For individuals who do not have transportation access to get to a COVID-19 vaccination site, rideshare options, like Uber and Lyft, are a possible solution. According to Lyft, however, public health officials need to ensure sites are as accessible as possible.
In a letter to the acting administrator for the Centers for Medicare & Medicaid Services, Liz Richter, Lyft noted that mass vaccination sites have the potential to be more efficient if certain steps are taken. There are, however, some logistical design details that could hinder the effort.
In the letter, Megan Callahan, vice president of Lyft Healthcare, wrote: “Without addressing transportation challenges for people who do not drive, drive-through only vaccination sites may not be accessible to many high-risk populations. We are already seeing reports of seniors unable to drive long distances over long periods of time—facing transportation issues as they attempt to get to mass vaccination sites.
More specifically, Callahan noted that seniors who cannot drive, people with disabilities, and low-income people without cars could face challenges. Lyft estimates that approximately 15 million people skip critical healthcare services, like the COVID-19 vaccination, because they don’t have a way to get there.
It’s also a matter of economic impact: “For individuals dependent upon rideshare and other non-emergency medical transportation services – such as Medicaid beneficiaries – the travel time to the site, plus time spent in line, plus the waiting period required to monitor the patient following vaccination can add up to between $50-$100 per vaccination.” For the vaccines that require two shots, that cost would be doubled.
Lyft has a salutation for those individuals. The company is recommending the Centers for Medicare and Medicaid Services require taxi and rideshare lanes for mass vaccination sites using the drive-thru model. For mass vaccination sites that do not use the drive-thru model, Lyft is recommending a designated pick-up and drop-off site. Creating a separate lane could make the process more efficient and cut costs for both the patient and government payer.
In addition to having a separate rideshare/taxi lane, Lyft is also recommending using an appointment scheduling process for drive-thru vaccination sites. Having pre-scheduled appointments would allow Lyft to pre-schedule its rides as well. This could aid in ensuring appointment attendance.
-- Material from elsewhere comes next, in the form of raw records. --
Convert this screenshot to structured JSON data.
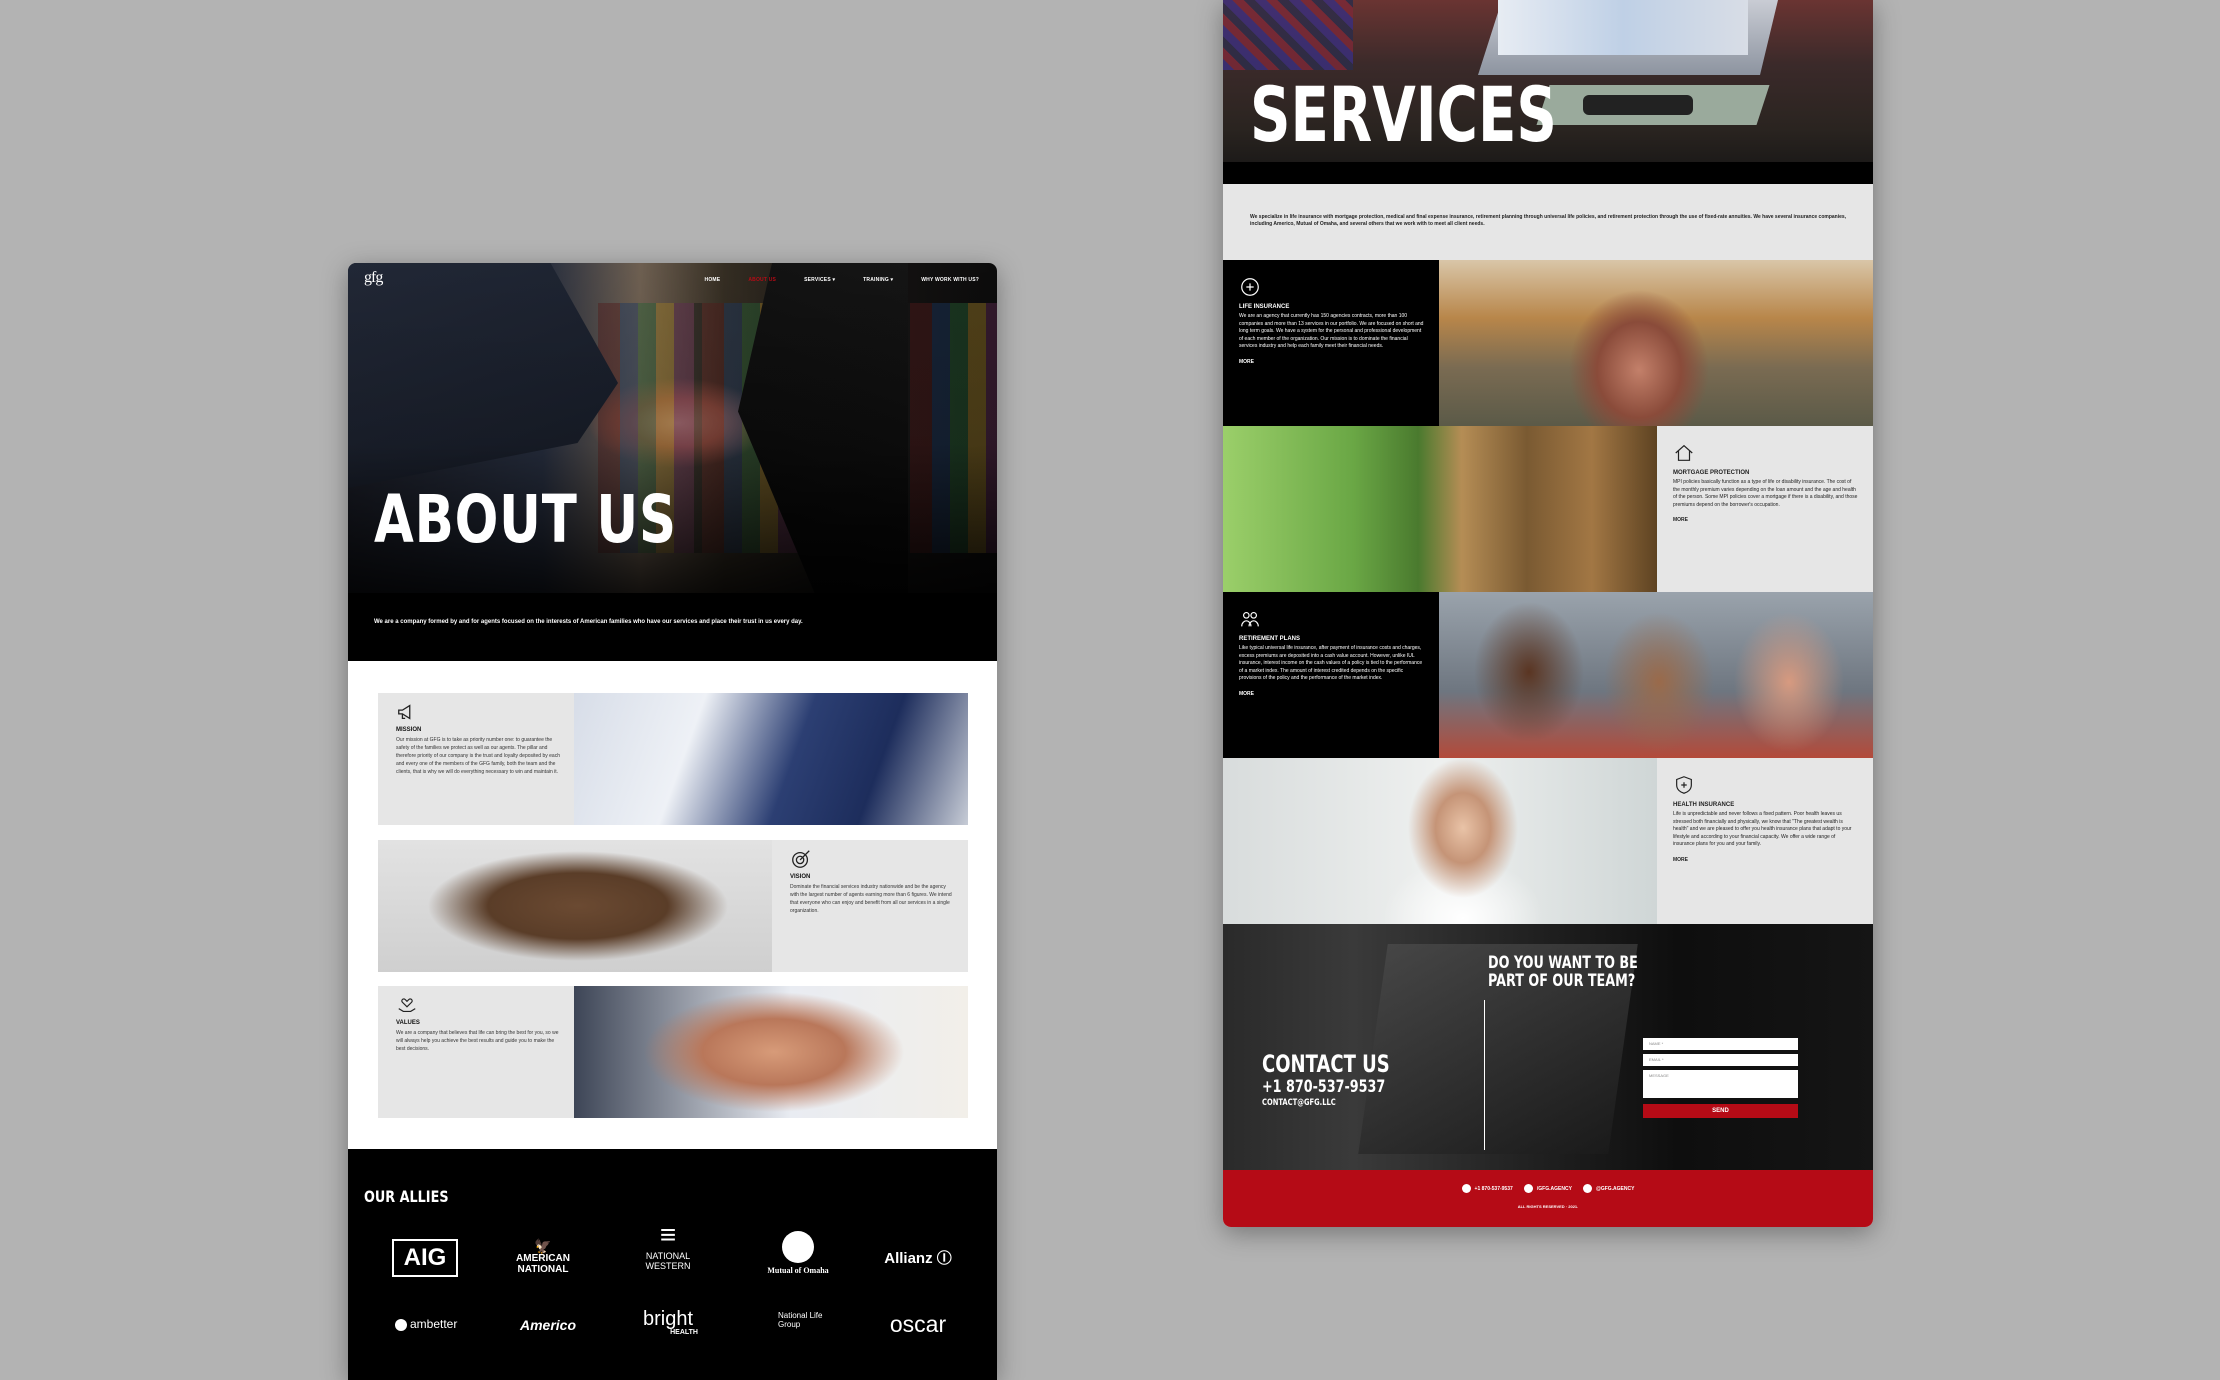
{
  "about_page": {
    "logo": "gfg",
    "nav": [
      "HOME",
      "ABOUT US",
      "SERVICES",
      "TRAINING",
      "WHY WORK WITH US?"
    ],
    "title": "ABOUT US",
    "tagline": "We are a company formed by and for agents focused on the interests of American families who have our services and place their trust in us every day.",
    "mission": {
      "heading": "MISSION",
      "text": "Our mission at GFG is to take as priority number one: to guarantee the safety of the families we protect as well as our agents. The pillar and therefore priority of our company is the trust and loyalty deposited by each and every one of the members of the GFG family, both the team and the clients, that is why we will do everything necessary to win and maintain it."
    },
    "vision": {
      "heading": "VISION",
      "text": "Dominate the financial services industry nationwide and be the agency with the largest number of agents earning more than 6 figures. We intend that everyone who can enjoy and benefit from all our services in a single organization."
    },
    "values": {
      "heading": "VALUES",
      "text": "We are a company that believes that life can bring the best for you, so we will always help you achieve the best results and guide you to make the best decisions."
    },
    "allies_title": "OUR ALLIES",
    "allies": {
      "aig": "AIG",
      "american_national_1": "AMERICAN",
      "american_national_2": "NATIONAL",
      "national_western_1": "NATIONAL",
      "national_western_2": "WESTERN",
      "mutual_omaha": "Mutual of Omaha",
      "allianz": "Allianz",
      "ambetter": "ambetter",
      "americo": "Americo",
      "bright_1": "bright",
      "bright_2": "HEALTH",
      "national_life_1": "National Life",
      "national_life_2": "Group",
      "oscar": "oscar"
    }
  },
  "services_page": {
    "title": "SERVICES",
    "intro": "We specialize in life insurance with mortgage protection, medical and final expense insurance, retirement planning through universal life policies, and retirement protection through the use of fixed-rate annuities. We have several insurance companies, including Americo, Mutual of Omaha, and several others that we work with to meet all client needs.",
    "more_label": "MORE",
    "services": [
      {
        "heading": "LIFE INSURANCE",
        "text": "We are an agency that currently has 150 agencies contracts, more than 100 companies and more than 13 services in our portfolio. We are focused on short and long term goals. We have a system for the personal and professional development of each member of the organization. Our mission is to dominate the financial services industry and help each family meet their financial needs."
      },
      {
        "heading": "MORTGAGE PROTECTION",
        "text": "MPI policies basically function as a type of life or disability insurance. The cost of the monthly premium varies depending on the loan amount and the age and health of the person. Some MPI policies cover a mortgage if there is a disability, and those premiums depend on the borrower's occupation."
      },
      {
        "heading": "RETIREMENT PLANS",
        "text": "Like typical universal life insurance, after payment of insurance costs and charges, excess premiums are deposited into a cash value account. However, unlike IUL insurance, interest income on the cash values of a policy is tied to the performance of a market index. The amount of interest credited depends on the specific provisions of the policy and the performance of the market index."
      },
      {
        "heading": "HEALTH INSURANCE",
        "text": "Life is unpredictable and never follows a fixed pattern. Poor health leaves us stressed both financially and physically, we know that \"The greatest wealth is health\" and we are pleased to offer you health insurance plans that adapt to your lifestyle and according to your financial capacity. We offer a wide range of insurance plans for you and your family."
      }
    ],
    "contact": {
      "question_1": "DO YOU WANT TO BE",
      "question_2": "PART OF OUR TEAM?",
      "title": "CONTACT US",
      "phone": "+1 870-537-9537",
      "email": "CONTACT@GFG.LLC",
      "name_placeholder": "NAME *",
      "email_placeholder": "EMAIL *",
      "message_placeholder": "MESSAGE",
      "send_label": "SEND"
    },
    "footer": {
      "phone": "+1 870-537-9537",
      "facebook": "/GFG.AGENCY",
      "instagram": "@GFG.AGENCY",
      "copyright": "ALL RIGHTS RESERVED · 2021."
    }
  },
  "colors": {
    "background": "#b3b3b3",
    "brand_red": "#b50b16",
    "panel_gray": "#e6e6e6",
    "black": "#000000"
  }
}
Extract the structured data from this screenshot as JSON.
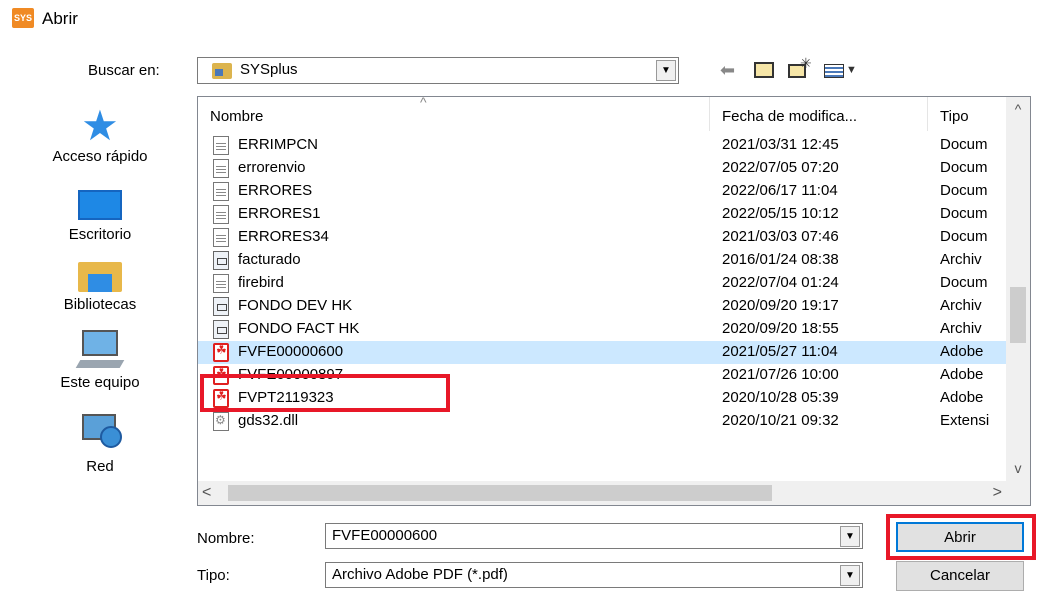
{
  "window": {
    "title": "Abrir",
    "app_icon_text": "SYS"
  },
  "lookin": {
    "label": "Buscar en:",
    "value": "SYSplus"
  },
  "toolbar": {
    "back": "back-arrow-icon",
    "up": "up-folder-icon",
    "new_folder": "new-folder-icon",
    "view": "view-menu-icon"
  },
  "places": [
    {
      "label": "Acceso rápido",
      "icon": "star-icon"
    },
    {
      "label": "Escritorio",
      "icon": "desktop-icon"
    },
    {
      "label": "Bibliotecas",
      "icon": "libraries-icon"
    },
    {
      "label": "Este equipo",
      "icon": "computer-icon"
    },
    {
      "label": "Red",
      "icon": "network-icon"
    }
  ],
  "columns": {
    "name": "Nombre",
    "date": "Fecha de modifica...",
    "type": "Tipo"
  },
  "files": [
    {
      "name": "ERRIMPCN",
      "date": "2021/03/31 12:45",
      "type": "Docum",
      "icon": "doc"
    },
    {
      "name": "errorenvio",
      "date": "2022/07/05 07:20",
      "type": "Docum",
      "icon": "doc"
    },
    {
      "name": "ERRORES",
      "date": "2022/06/17 11:04",
      "type": "Docum",
      "icon": "doc"
    },
    {
      "name": "ERRORES1",
      "date": "2022/05/15 10:12",
      "type": "Docum",
      "icon": "doc"
    },
    {
      "name": "ERRORES34",
      "date": "2021/03/03 07:46",
      "type": "Docum",
      "icon": "doc"
    },
    {
      "name": "facturado",
      "date": "2016/01/24 08:38",
      "type": "Archiv",
      "icon": "arc"
    },
    {
      "name": "firebird",
      "date": "2022/07/04 01:24",
      "type": "Docum",
      "icon": "doc"
    },
    {
      "name": "FONDO DEV HK",
      "date": "2020/09/20 19:17",
      "type": "Archiv",
      "icon": "arc"
    },
    {
      "name": "FONDO FACT HK",
      "date": "2020/09/20 18:55",
      "type": "Archiv",
      "icon": "arc"
    },
    {
      "name": "FVFE00000600",
      "date": "2021/05/27 11:04",
      "type": "Adobe",
      "icon": "pdf",
      "selected": true
    },
    {
      "name": "FVFE00000897",
      "date": "2021/07/26 10:00",
      "type": "Adobe",
      "icon": "pdf"
    },
    {
      "name": "FVPT2119323",
      "date": "2020/10/28 05:39",
      "type": "Adobe",
      "icon": "pdf"
    },
    {
      "name": "gds32.dll",
      "date": "2020/10/21 09:32",
      "type": "Extensi",
      "icon": "dll"
    }
  ],
  "filename": {
    "label": "Nombre:",
    "value": "FVFE00000600"
  },
  "filetype": {
    "label": "Tipo:",
    "value": "Archivo Adobe PDF (*.pdf)"
  },
  "buttons": {
    "open": "Abrir",
    "cancel": "Cancelar"
  },
  "highlight_color": "#e81828"
}
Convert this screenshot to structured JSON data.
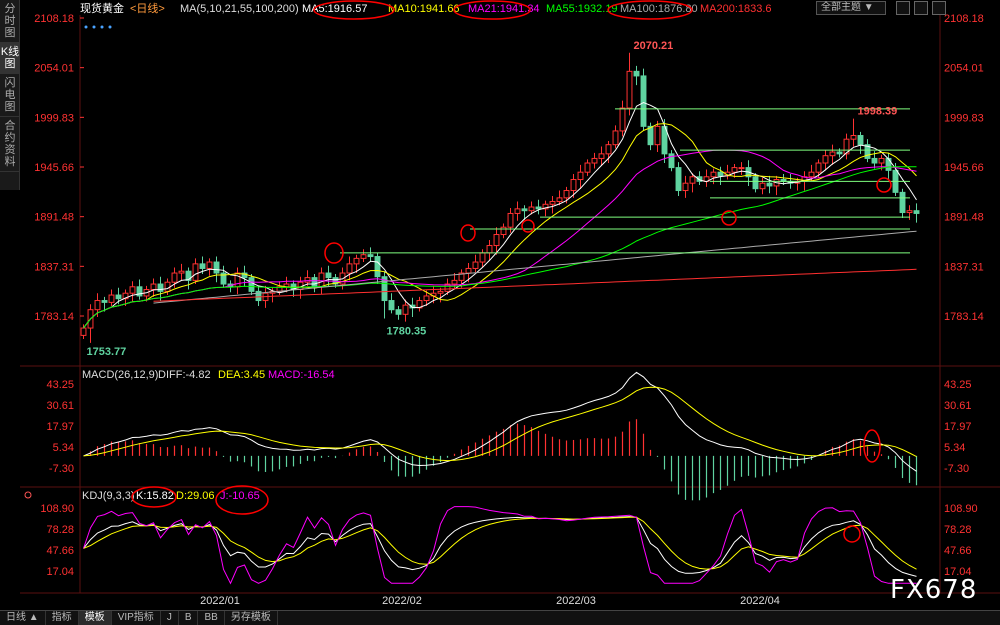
{
  "side_tabs": [
    "分时图",
    "K线图",
    "闪电图",
    "合约资料"
  ],
  "active_side_tab": 1,
  "bottom_tabs": [
    "日线 ▲",
    "指标",
    "模板",
    "VIP指标",
    "J",
    "B",
    "BB",
    "另存模板"
  ],
  "theme_button": "全部主题",
  "watermark": "FX678",
  "colors": {
    "up": "#ff3232",
    "down": "#5fd3a0",
    "ma5": "#ffffff",
    "ma10": "#ffff00",
    "ma21": "#ff00ff",
    "ma55": "#00ff00",
    "ma100": "#aaaaaa",
    "ma200": "#ff3030",
    "axis": "#ff3232",
    "annot": "#ff0000",
    "hline": "#7fff7f"
  },
  "price_panel": {
    "symbol": "现货黄金",
    "period": "<日线>",
    "ma_params": "MA(5,10,21,55,100,200)",
    "ma_labels": [
      "MA5:1916.57",
      "MA10:1941.66",
      "MA21:1941.34",
      "MA55:1932.19",
      "MA100:1876.80",
      "MA200:1833.6"
    ],
    "ticks": [
      "2108.18",
      "2054.01",
      "1999.83",
      "1945.66",
      "1891.48",
      "1837.31",
      "1783.14"
    ],
    "high_label": "2070.21",
    "low_label": "1780.35",
    "start_low_label": "1753.77",
    "high2_label": "1998.39"
  },
  "macd_panel": {
    "title": "MACD(26,12,9)",
    "labels": [
      "DIFF:-4.82",
      "DEA:3.45",
      "MACD:-16.54"
    ],
    "ticks": [
      "43.25",
      "30.61",
      "17.97",
      "5.34",
      "-7.30"
    ]
  },
  "kdj_panel": {
    "title": "KDJ(9,3,3)",
    "labels": [
      "K:15.82",
      "D:29.06",
      "J:-10.65"
    ],
    "ticks": [
      "108.90",
      "78.28",
      "47.66",
      "17.04"
    ]
  },
  "date_labels": [
    "2022/01",
    "2022/02",
    "2022/03",
    "2022/04"
  ],
  "chart_data": {
    "type": "candlestick",
    "symbol": "现货黄金",
    "period": "日线",
    "price_ticks": [
      2108.18,
      2054.01,
      1999.83,
      1945.66,
      1891.48,
      1837.31,
      1783.14
    ],
    "price_annotations": [
      {
        "label": "2070.21",
        "value": 2070.21
      },
      {
        "label": "1780.35",
        "value": 1780.35
      },
      {
        "label": "1753.77",
        "value": 1753.77
      },
      {
        "label": "1998.39",
        "value": 1998.39
      }
    ],
    "close": [
      1770,
      1790,
      1800,
      1798,
      1806,
      1802,
      1808,
      1815,
      1805,
      1812,
      1818,
      1810,
      1820,
      1830,
      1832,
      1822,
      1840,
      1835,
      1842,
      1830,
      1818,
      1815,
      1830,
      1825,
      1810,
      1800,
      1808,
      1810,
      1815,
      1818,
      1812,
      1820,
      1825,
      1815,
      1830,
      1825,
      1818,
      1830,
      1840,
      1846,
      1850,
      1848,
      1826,
      1800,
      1790,
      1785,
      1795,
      1792,
      1800,
      1805,
      1808,
      1810,
      1818,
      1822,
      1830,
      1835,
      1842,
      1852,
      1860,
      1872,
      1880,
      1895,
      1900,
      1898,
      1902,
      1900,
      1905,
      1908,
      1912,
      1920,
      1932,
      1940,
      1950,
      1955,
      1960,
      1970,
      1985,
      2010,
      2050,
      2045,
      1990,
      1970,
      1990,
      1960,
      1945,
      1920,
      1928,
      1935,
      1930,
      1935,
      1940,
      1936,
      1940,
      1945,
      1945,
      1935,
      1922,
      1928,
      1925,
      1932,
      1930,
      1928,
      1930,
      1935,
      1940,
      1950,
      1958,
      1962,
      1960,
      1976,
      1980,
      1970,
      1955,
      1950,
      1955,
      1942,
      1918,
      1896,
      1898,
      1895
    ]
  },
  "macd_data": {
    "ticks": [
      43.25,
      30.61,
      17.97,
      5.34,
      -7.3
    ],
    "diff_last": -4.82,
    "dea_last": 3.45,
    "macd_last": -16.54
  },
  "kdj_data": {
    "ticks": [
      108.9,
      78.28,
      47.66,
      17.04
    ],
    "k_last": 15.82,
    "d_last": 29.06,
    "j_last": -10.65
  }
}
In the conclusion of her letter, Callahan notes, “Forty percent of Lyft rides in the US begin or end in love-income, underserved areas – indicating that these population already rely on rideshare for critical transport needs. It is essential that vaccination efforts are designed with the transportation needs of these populations in mind to ensure that the hardest-hit communities can begin to recover and the US can defeat the COVID-19 pandemic.”